(Photo courtesy of Forbes.com)

The heartbreaking tale began when their parents, Drs. Larry and Christy Hammer, set off for a cruise of the Peruvian Amazon a year ago with International Expeditions, an eco-tour company. On the first night of the cruise aboard the Amazon Star cruise ship, the Hammers became trapped inside their cabin after the cruise ship caught fire. The Hammers were killed by the blaze.

According to the article, a recently released report by the Peruvian Navy:

“reveals the shocking details of that night. No alarms sounded anywhere on the boat. Electrical equipment supplied by the boat started the fire. The bedding was flammable. The ineffective crew, who lacked certifications and training required by Peruvian law, wasted over 20 precious minutes before extracting our father—but he was already gone.”

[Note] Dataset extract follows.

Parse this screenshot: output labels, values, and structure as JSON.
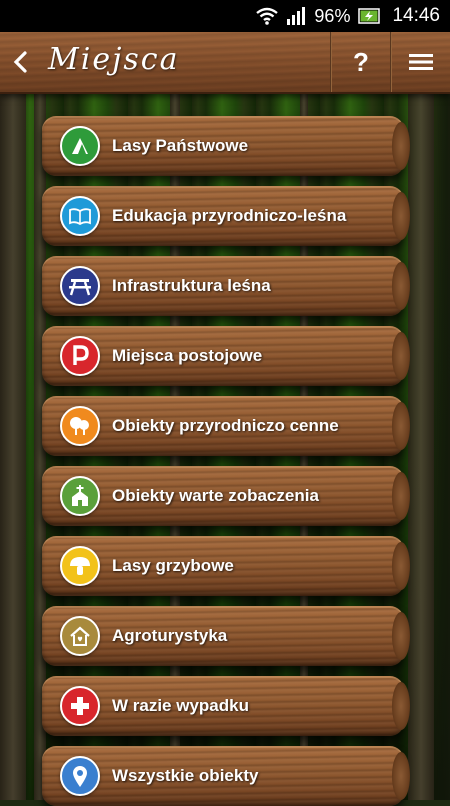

The sisters’ mother was extracted alive six minutes after their father, but died hours later.

The article says that the sisters fear that another tragedy like this will happen, as International Expeditions continues to operate as if the tragedy never happen. This, despite the fact that the Peruvian Navy report cited “litany of violations of the nation’s maritime regulations.”

The sisters conclude, after the tragic death of their parents, that “The cruise industry’s priority is clear: Profits over passenger safety.”